The standard Lutheran definition of "the Church" is this: "The Church is the congregation of saints, in which the Gospel is rightly taught and the Sacraments are rightly administered." (Augsburg Confession, Article VII) I had to look up the precise wording, and it surprised me. It's wrong! The Church is where the Gospel is preached, not where the Gospel is taught, right? Maybe that's part of the problem.

Anyway, I haven't been to church in a while, and when I was going, I didn't often feel like I was hearing the Gospel. That's not to say it wasn't being preached necessarily, but I wasn't hearing it. Maybe it's me.

The trouble is, I'm not sure what the Gospel is. What's more, I probably don't believe that you know either. Sure, "God so loved the world that he gave his only begotten Son...." and "Christ died for our sins" and so on. But, if I can bring Chaung-Tzu into such a hallowed discussion, "The men of old took all they really knew with them to the grave. Their words are only dirt they left behind." Or, perhaps more irreverantly, to paraphrase Inigo Montoya, "You keep using those words. I don't think they mean what you think they mean."

Rod Rosenbladt tells the story of one of his mentors explaining to him what the Church is. He was told, "When the pastor hands you the bread and says, 'This is the body of Christ, given for you,' that is the Church." I like that. It's the place where the Sacraments are administered and the Gospel is preached (not taught). At this simple level, while I still may not know what the Gospel is, I hear it, I feel it, I receive it. Maybe I just need to find a church which celebrates the Sacraments more often.

Several years ago, I told myself in this blog, "To me, the Gospel is that in the person of Jesus Christ the kingdom of God has begun to break into this world. In Christ Jesus, God has begun to fulfill his promise of new heavens and a new earth." That's not bad. I feel my heart strangely warmed to hear it.

My complaint, I guess, is that I'm not finding that in church. Too often I find myself in churches where you'd think that Jesus' preaching began with, "The Counsel of God is at hand. Rejoice and listen to the Good Advice," and ended with, "All insight in heaven and earth has been given to me. Go, therefore, and make church members of all nations, inviting them to drink coffee and join small groups, and sharing with them many of the things that you may deduce from what I have taught you." That doesn't work for me.

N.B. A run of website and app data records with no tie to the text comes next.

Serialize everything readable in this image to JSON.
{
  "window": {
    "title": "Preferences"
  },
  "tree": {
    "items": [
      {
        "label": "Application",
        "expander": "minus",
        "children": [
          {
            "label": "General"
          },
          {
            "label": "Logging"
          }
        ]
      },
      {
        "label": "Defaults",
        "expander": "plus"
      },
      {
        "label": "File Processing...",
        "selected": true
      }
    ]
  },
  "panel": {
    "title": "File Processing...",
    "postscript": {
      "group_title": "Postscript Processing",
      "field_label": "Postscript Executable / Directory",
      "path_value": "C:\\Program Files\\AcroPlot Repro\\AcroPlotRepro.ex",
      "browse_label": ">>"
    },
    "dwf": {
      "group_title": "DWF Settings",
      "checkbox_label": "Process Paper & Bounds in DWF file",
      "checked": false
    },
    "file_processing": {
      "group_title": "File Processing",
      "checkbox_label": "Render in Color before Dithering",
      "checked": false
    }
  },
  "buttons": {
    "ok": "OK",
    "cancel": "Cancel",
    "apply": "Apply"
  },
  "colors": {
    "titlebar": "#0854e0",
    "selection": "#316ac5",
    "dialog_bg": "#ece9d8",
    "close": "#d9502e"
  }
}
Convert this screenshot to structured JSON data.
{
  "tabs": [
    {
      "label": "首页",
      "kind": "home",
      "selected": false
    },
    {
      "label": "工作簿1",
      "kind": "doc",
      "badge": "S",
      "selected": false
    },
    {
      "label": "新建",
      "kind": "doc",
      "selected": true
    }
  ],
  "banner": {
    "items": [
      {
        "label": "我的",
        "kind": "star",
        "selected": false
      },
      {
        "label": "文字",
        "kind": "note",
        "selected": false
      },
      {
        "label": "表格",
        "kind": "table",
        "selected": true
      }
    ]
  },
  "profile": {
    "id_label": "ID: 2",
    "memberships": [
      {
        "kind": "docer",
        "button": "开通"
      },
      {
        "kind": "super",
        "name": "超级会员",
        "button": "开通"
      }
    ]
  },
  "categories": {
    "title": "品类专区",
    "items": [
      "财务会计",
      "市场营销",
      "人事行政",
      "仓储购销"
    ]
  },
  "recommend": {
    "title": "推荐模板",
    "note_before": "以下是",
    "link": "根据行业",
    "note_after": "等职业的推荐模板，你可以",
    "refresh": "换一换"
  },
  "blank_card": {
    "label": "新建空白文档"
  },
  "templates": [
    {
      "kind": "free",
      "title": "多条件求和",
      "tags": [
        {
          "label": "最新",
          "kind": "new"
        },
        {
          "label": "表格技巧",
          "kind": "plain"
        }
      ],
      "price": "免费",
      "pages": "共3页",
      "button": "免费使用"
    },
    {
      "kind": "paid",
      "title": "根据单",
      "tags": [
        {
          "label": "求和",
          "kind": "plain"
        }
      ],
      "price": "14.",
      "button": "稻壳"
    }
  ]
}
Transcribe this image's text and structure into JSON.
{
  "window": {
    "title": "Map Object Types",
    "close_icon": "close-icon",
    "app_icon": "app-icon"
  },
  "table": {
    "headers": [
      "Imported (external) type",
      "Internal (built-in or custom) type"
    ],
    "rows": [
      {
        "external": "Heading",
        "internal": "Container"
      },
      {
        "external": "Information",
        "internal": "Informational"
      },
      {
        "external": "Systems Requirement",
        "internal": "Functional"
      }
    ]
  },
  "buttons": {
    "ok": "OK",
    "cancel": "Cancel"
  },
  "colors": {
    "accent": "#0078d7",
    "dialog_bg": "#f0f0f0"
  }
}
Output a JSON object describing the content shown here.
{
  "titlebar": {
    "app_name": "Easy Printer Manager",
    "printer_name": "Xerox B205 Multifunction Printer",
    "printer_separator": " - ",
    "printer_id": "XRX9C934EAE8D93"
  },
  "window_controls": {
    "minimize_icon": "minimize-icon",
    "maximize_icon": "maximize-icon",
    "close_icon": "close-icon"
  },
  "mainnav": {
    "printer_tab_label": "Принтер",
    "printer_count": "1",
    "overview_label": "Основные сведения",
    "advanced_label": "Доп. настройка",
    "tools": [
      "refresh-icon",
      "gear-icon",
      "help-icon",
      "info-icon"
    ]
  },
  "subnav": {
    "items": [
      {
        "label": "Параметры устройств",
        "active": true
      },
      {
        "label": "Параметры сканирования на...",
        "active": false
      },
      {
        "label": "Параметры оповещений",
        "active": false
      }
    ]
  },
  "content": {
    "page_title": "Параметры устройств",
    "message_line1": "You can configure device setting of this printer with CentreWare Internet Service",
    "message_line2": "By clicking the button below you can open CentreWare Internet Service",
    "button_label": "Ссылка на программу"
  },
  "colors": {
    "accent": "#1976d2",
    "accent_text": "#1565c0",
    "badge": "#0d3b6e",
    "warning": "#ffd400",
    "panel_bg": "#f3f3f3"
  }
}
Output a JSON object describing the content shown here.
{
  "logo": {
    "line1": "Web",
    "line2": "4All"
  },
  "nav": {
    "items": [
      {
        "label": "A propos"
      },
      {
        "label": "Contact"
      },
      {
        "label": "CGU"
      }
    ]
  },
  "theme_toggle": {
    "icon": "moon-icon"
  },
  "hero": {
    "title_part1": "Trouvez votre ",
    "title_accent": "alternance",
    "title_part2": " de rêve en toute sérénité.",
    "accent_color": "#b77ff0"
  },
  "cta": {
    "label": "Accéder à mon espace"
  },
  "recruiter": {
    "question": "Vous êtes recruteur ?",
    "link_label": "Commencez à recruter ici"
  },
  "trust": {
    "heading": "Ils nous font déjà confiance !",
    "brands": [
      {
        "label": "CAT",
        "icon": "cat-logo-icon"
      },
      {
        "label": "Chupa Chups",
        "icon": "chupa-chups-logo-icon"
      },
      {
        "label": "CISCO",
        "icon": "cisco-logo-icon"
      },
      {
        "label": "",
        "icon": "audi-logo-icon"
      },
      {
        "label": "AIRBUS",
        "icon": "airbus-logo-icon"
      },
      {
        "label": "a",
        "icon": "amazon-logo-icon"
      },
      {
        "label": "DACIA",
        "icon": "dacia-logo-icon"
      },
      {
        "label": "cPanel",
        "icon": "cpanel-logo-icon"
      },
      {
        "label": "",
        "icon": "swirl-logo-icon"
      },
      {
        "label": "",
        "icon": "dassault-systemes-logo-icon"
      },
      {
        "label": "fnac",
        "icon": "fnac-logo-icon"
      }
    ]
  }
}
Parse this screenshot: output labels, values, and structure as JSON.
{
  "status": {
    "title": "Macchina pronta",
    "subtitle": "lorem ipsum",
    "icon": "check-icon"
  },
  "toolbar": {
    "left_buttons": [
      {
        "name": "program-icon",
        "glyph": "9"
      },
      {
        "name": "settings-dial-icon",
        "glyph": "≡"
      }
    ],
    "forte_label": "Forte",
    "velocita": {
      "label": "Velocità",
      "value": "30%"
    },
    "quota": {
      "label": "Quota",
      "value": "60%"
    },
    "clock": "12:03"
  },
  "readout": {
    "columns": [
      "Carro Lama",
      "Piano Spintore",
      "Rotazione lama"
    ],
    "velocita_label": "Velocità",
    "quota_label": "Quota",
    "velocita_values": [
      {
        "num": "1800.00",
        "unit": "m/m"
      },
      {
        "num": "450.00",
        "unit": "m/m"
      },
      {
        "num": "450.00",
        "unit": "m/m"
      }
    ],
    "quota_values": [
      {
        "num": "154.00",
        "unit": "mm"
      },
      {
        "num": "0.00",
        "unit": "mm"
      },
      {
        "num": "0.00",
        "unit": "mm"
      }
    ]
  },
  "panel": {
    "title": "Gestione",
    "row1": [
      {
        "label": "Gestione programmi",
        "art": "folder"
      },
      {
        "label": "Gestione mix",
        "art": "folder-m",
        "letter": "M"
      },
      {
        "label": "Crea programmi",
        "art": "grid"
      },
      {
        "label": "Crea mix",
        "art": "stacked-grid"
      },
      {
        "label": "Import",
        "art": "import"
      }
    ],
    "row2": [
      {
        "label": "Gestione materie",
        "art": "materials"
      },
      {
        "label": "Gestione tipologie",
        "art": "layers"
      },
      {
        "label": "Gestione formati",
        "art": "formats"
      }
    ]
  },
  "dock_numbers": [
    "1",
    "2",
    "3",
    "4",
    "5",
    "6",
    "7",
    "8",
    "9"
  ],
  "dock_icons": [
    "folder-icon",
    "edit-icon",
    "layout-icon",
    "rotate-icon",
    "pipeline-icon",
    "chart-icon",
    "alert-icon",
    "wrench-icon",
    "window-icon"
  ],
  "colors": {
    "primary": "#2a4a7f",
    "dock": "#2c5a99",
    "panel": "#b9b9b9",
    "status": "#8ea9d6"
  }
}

Perhaps I shouldn't be so cynical. Maybe I should go to church.